Items listed in a dataset:
==============================

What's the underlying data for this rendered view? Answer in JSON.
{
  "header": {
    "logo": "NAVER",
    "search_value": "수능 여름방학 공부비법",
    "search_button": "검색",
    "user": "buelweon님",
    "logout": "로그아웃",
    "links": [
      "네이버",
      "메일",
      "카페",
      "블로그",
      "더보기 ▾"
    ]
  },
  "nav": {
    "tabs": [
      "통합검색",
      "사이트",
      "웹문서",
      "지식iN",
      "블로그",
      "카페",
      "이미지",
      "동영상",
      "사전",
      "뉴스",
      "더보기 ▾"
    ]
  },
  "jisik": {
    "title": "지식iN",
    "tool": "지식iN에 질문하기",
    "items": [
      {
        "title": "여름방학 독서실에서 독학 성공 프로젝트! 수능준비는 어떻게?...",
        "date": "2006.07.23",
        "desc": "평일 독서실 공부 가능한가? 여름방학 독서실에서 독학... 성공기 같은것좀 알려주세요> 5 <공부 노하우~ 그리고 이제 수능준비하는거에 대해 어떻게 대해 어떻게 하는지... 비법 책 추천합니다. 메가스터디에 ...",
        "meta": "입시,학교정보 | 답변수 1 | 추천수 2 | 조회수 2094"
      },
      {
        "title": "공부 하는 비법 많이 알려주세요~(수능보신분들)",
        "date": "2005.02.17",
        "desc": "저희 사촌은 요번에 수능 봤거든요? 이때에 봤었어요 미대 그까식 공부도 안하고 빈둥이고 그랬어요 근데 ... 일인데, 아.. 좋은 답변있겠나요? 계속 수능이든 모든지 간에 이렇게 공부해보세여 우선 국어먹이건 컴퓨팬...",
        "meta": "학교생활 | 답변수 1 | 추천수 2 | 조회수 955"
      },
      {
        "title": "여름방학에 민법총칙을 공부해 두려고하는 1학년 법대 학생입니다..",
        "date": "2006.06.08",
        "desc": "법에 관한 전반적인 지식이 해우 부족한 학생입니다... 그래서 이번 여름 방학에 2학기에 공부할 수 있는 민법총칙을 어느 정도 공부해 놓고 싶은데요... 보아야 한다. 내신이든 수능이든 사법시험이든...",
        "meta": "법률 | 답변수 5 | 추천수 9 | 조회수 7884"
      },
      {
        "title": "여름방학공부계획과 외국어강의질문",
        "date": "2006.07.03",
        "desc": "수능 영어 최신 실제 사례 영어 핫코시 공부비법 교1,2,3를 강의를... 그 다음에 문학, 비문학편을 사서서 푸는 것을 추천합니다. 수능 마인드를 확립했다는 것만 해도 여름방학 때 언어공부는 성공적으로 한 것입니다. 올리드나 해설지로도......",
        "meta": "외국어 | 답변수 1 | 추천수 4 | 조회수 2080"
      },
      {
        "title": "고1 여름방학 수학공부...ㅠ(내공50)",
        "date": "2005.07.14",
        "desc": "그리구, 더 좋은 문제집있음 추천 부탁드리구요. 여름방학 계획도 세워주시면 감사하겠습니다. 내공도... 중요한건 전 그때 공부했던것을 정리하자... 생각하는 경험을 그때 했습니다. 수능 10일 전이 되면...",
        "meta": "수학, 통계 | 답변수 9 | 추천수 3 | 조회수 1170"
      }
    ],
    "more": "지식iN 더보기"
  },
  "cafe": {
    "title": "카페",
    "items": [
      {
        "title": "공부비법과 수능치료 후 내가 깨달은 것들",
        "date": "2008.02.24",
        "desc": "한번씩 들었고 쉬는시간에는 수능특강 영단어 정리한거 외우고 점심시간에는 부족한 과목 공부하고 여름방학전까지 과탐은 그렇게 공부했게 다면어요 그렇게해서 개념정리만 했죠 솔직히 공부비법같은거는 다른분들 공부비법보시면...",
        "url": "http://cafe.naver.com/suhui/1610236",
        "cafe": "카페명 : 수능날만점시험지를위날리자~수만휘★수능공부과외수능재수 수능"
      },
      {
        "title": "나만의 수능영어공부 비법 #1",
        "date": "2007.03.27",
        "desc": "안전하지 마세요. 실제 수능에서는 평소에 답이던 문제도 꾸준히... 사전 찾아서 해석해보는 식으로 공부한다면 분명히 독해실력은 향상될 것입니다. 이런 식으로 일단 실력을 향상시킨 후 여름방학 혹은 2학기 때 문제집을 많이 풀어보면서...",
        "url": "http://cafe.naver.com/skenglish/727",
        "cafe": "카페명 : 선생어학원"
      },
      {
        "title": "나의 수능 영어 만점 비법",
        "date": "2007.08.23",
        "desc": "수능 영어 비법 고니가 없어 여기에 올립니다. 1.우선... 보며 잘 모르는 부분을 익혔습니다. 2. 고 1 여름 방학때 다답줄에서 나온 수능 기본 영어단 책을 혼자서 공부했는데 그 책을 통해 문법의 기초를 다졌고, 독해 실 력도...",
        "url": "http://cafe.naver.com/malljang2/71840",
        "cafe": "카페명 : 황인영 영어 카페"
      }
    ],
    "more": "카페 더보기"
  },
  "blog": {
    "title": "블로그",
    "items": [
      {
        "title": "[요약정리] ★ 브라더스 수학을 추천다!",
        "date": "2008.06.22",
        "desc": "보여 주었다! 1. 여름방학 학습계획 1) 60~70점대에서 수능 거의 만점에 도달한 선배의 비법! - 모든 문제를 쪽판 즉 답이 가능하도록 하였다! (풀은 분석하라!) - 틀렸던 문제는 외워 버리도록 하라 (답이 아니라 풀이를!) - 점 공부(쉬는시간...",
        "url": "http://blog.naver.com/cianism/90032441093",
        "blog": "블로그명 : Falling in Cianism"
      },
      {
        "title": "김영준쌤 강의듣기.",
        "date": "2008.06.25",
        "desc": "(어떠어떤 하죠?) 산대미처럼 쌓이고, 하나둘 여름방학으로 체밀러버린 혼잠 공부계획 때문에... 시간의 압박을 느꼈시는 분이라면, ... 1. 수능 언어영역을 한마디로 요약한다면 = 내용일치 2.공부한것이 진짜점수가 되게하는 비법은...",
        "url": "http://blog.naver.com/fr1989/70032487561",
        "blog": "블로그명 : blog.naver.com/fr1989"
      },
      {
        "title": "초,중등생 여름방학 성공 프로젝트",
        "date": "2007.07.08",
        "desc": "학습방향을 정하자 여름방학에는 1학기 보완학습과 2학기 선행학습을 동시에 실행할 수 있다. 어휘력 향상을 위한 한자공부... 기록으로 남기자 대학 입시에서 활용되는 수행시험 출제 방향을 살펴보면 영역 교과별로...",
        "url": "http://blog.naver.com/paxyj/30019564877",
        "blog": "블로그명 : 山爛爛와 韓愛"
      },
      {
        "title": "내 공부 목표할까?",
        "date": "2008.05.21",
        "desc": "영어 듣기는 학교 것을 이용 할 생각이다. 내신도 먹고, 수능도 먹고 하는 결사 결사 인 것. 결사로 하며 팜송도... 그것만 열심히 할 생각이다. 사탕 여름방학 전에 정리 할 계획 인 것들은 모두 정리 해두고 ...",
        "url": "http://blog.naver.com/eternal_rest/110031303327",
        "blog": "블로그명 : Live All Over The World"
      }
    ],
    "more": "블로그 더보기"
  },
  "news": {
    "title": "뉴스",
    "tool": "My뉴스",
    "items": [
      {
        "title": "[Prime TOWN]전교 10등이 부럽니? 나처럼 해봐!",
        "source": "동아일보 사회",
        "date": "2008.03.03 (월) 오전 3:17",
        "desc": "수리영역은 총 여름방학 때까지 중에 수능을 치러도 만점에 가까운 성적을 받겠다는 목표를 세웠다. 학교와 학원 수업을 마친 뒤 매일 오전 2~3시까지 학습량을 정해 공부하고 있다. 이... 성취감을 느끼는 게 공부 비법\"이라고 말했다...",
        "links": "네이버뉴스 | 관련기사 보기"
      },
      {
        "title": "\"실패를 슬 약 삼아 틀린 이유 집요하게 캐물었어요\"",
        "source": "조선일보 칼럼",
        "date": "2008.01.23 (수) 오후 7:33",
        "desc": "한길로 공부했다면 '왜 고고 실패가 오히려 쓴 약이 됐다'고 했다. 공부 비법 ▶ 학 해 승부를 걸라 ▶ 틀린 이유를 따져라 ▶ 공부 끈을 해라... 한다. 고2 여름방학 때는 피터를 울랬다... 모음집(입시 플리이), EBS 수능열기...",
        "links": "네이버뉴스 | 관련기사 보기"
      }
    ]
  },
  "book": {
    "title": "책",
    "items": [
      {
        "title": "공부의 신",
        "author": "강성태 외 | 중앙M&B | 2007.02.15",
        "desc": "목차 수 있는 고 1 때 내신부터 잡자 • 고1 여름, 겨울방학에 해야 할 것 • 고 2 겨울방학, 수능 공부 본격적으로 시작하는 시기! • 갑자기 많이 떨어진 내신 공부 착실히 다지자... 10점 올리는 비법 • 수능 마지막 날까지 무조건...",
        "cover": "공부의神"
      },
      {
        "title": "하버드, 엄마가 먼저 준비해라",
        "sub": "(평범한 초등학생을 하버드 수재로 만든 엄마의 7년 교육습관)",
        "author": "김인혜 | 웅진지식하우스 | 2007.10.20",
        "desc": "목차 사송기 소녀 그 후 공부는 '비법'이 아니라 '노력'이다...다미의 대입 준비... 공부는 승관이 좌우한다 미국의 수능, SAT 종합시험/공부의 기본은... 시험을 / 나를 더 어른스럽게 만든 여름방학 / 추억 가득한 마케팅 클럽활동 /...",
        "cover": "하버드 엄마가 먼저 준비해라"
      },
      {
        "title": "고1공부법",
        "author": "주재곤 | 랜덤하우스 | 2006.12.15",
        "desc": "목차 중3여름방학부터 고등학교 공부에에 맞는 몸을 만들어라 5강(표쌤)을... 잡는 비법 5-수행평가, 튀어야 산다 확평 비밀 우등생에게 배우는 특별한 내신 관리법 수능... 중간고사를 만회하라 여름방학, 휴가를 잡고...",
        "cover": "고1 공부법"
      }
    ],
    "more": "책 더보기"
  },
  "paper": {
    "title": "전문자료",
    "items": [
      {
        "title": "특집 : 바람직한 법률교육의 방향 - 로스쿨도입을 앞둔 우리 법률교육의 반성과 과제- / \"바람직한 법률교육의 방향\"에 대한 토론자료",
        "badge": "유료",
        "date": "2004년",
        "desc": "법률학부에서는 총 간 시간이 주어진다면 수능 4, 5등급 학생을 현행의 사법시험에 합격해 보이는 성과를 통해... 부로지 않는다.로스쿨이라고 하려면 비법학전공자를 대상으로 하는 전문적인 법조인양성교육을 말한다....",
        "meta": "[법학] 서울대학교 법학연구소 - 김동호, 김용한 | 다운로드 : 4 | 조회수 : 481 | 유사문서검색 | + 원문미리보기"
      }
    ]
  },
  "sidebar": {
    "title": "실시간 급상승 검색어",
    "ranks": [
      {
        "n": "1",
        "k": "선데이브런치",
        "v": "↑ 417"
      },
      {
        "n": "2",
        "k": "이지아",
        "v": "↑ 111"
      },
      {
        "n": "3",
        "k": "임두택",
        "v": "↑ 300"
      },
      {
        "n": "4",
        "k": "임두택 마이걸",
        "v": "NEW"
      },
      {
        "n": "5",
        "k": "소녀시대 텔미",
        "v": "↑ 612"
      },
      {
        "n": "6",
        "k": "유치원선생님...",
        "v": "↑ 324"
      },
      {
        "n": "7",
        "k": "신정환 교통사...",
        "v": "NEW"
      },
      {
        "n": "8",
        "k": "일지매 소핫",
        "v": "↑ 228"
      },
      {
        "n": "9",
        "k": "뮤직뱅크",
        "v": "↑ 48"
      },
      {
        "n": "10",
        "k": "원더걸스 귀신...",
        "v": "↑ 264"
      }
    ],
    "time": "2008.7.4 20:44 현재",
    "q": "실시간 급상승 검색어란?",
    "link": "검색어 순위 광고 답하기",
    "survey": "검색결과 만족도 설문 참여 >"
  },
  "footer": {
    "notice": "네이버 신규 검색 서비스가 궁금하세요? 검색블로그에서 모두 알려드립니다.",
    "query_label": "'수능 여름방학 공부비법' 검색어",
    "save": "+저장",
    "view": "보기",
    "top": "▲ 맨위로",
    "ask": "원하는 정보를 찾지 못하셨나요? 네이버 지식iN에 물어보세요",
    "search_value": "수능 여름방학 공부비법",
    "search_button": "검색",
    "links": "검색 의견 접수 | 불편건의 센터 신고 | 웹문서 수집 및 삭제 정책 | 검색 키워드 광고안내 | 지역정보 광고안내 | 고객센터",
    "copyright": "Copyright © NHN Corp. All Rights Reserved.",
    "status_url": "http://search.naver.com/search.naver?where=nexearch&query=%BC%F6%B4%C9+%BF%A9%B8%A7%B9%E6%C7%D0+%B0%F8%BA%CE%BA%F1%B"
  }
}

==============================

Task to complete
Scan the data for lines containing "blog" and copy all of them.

Completed exercise
  "blog": {
        "url": "http://blog.naver.com/cianism/90032441093",
        "blog": "블로그명 : Falling in Cianism"
        "url": "http://blog.naver.com/fr1989/70032487561",
        "blog": "블로그명 : blog.naver.com/fr1989"
        "url": "http://blog.naver.com/paxyj/30019564877",
        "blog": "블로그명 : 山爛爛와 韓愛"
        "url": "http://blog.naver.com/eternal_rest/110031303327",
        "blog": "블로그명 : Live All Over The World"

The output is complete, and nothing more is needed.